Rodriguez is the second semester head of biology at Suffolk University in Boston. She is seeking a second $ 10,000 non-subsidized federal student loan.
“It puts a lot of pressure on me because, you know, I need to find a well-paying job that will help me year after year,” She said.
Over the past two years, subsidies and non-subsidized lending have stagnated during the epidemic. This means that Rodriguez has not yet been able to earn interest on her loan.
The White House hopes to extend the deadline by four months to help those in debt. “It would have lasted until I graduated, yes, I would have liked it, but I think we’ll see,” said newcomer Arthur Almeda.
The 18-year-old major in business economics at Suffolk University has been forced to take out student loans to help his parents with tuition.
“My parents both do two things – sometimes three – and my older sister goes to college, so they have to pay for both of our colleges, so they can’t do that. So we have to borrow,” said Almeda.
If the Biden administration moves forward with the expansion, it will not ask borrowers to repay student loans until August 31, and interest rates will remain at zero percent.
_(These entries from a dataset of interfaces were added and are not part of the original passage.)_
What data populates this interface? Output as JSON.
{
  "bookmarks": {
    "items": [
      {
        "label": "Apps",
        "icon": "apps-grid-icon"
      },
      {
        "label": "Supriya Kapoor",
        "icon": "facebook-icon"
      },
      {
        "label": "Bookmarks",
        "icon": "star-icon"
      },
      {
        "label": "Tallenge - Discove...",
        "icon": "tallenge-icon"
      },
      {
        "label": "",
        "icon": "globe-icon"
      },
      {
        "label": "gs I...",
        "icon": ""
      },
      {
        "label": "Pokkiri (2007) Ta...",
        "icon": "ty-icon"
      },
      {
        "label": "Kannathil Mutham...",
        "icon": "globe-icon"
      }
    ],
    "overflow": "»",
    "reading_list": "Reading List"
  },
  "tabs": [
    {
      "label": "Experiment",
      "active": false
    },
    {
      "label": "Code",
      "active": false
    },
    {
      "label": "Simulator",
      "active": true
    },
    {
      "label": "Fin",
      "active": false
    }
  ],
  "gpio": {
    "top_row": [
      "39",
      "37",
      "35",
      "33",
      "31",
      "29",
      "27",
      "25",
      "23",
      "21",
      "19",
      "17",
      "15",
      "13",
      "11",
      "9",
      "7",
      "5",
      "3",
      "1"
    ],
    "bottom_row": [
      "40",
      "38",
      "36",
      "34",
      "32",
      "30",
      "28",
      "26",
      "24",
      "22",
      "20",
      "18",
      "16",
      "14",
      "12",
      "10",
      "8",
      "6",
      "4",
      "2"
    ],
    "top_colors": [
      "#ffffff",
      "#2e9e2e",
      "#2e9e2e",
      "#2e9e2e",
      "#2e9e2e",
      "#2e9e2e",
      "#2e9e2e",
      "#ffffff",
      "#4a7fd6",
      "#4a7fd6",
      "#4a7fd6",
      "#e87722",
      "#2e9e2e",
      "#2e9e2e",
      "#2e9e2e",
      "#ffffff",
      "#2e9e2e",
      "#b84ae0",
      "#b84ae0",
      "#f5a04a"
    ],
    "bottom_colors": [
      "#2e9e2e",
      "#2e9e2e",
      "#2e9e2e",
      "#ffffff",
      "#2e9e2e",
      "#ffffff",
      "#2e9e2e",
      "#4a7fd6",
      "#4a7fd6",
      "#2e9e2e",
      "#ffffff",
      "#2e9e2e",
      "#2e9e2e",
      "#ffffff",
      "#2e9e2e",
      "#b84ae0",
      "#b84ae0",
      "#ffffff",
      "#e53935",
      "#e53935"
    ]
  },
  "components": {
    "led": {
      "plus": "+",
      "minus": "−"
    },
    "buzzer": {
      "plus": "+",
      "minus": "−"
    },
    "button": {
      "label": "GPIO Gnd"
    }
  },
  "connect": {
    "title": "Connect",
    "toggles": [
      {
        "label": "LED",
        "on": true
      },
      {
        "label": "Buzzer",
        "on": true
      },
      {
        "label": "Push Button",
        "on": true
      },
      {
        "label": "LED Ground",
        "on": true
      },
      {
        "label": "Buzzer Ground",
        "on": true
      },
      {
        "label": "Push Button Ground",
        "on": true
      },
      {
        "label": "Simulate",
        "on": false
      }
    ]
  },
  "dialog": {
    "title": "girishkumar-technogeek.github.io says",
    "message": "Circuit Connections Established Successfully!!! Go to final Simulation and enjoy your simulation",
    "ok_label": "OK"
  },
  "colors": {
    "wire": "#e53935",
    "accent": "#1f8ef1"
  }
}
But the suspension order means the government is losing billions of rupees in revenue. “The government is not making that money, is it?” Meanwhile, the moratorium has freed millions of Americans from student loans.
“No matter who you talk to, having extra cash flow is really helpful, either to repay the loan faster or to meet your other financial goals,” Morong said. About 43 million Americans have approximately $ 1.6 trillion in student debt.